An urgent safety assessment of Lyttelton Port's fuel tanks starts tomorrow but it is unclear how long it will take, leaving those nearby anxious for answers.
The risk to homes in the event of a major disaster was identified by Z Energy, alongside BP and Mobil, as part of a submission on the Canterbury Regional Council's draft Lyttelton Port Recovery Plan.
The threat has cast doubt on plans to build a cruise ship terminal nearby and raised questions about whether the overall risk to residents has ever been assessed.
A report by an independent panel reviewing the port's recovery plan has recommended the city council urgently undertake a full risk assessment of the harbour's oil storage facility.
It said the submission from the oil industry, which outlines a potential 250-metre exclusion zone, has created uncertainty about whether a cruise ship terminal could be developed at Naval Point.
Terminal operations manager at Z Energy, Danusia Wypych said the company's own assessments did not look at the potential threat to nearby homes, in the event of a fire or explosion.
"We have operational risk assessments, but not one that looks at the interactive nature of the uses around the land."
Danusia Wypych said a quantitative risk assessment would be much broader and would also assess which products were stored in which areas in the port.
She said Z Energy had a range of concerns about the development of a cruise ship terminal, in the absence of a full risk assessment.
They included a large number of bus or truck movements in the area, accessibility, increasing the number of people near the tank farm and the ability to respond to a major event.
It remains unclear whether a full risk assessment of the facility has ever been conducted.

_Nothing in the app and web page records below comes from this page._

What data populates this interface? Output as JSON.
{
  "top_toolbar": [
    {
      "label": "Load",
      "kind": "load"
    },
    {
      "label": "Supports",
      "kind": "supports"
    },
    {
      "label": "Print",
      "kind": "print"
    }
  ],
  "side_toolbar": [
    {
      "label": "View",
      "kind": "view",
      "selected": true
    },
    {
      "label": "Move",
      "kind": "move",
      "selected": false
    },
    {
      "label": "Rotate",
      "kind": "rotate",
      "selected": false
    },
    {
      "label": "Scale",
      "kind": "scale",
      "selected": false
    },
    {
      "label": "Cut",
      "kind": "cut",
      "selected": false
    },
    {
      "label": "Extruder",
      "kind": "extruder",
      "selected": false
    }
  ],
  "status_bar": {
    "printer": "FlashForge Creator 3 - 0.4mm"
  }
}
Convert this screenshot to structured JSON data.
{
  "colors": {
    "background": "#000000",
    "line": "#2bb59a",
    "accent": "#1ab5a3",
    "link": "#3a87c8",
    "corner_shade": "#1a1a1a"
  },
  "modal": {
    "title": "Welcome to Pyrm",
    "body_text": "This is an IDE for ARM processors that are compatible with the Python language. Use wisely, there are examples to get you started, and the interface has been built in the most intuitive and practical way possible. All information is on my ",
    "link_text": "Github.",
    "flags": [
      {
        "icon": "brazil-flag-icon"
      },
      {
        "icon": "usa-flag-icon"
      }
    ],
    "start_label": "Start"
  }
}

A spokesman for Z Energy said the oil industry called for a full risk profile of the storage facility in 2008, when a residential development at Naval Point was proposed, but said the assessment was never done.
The Lyttelton Port Company and the regional council said they were not aware of such a request.
A regional council spokeswoman said the onus to conduct a full risk assessment would probably fall on the city council.
The council did not respond to an enquiry yesterday about whether a full risk assessment had ever been conducted.
Chairwoman of the Lyttelton Information and Resource Centre Trust Wendy Everingham said many residents did not support the Naval Point site for the cruise ship terminal.
"It's located right out near the oil tanks, it's quite desolate out there and it's not connected to the township properly."
She said the trust's preferred location was at Gladstone Quay, in the inner harbour.
She said there had always been concerns about the proximity of homes to the tank farm, especially after a landslip damaged one of the tanks, which resulted in about 1500 litres of fuel leaked into the harbour in March last year.
Kirsten Disse, who owns a house nearby, said the onus was on the oil companies to ensure their tanks were safe.
"I'd like to see them built to a safe standard. If it was found to be really dangerous that would be bad for us and the value of our house."
The council will begin work on the risk assessment tomorrow.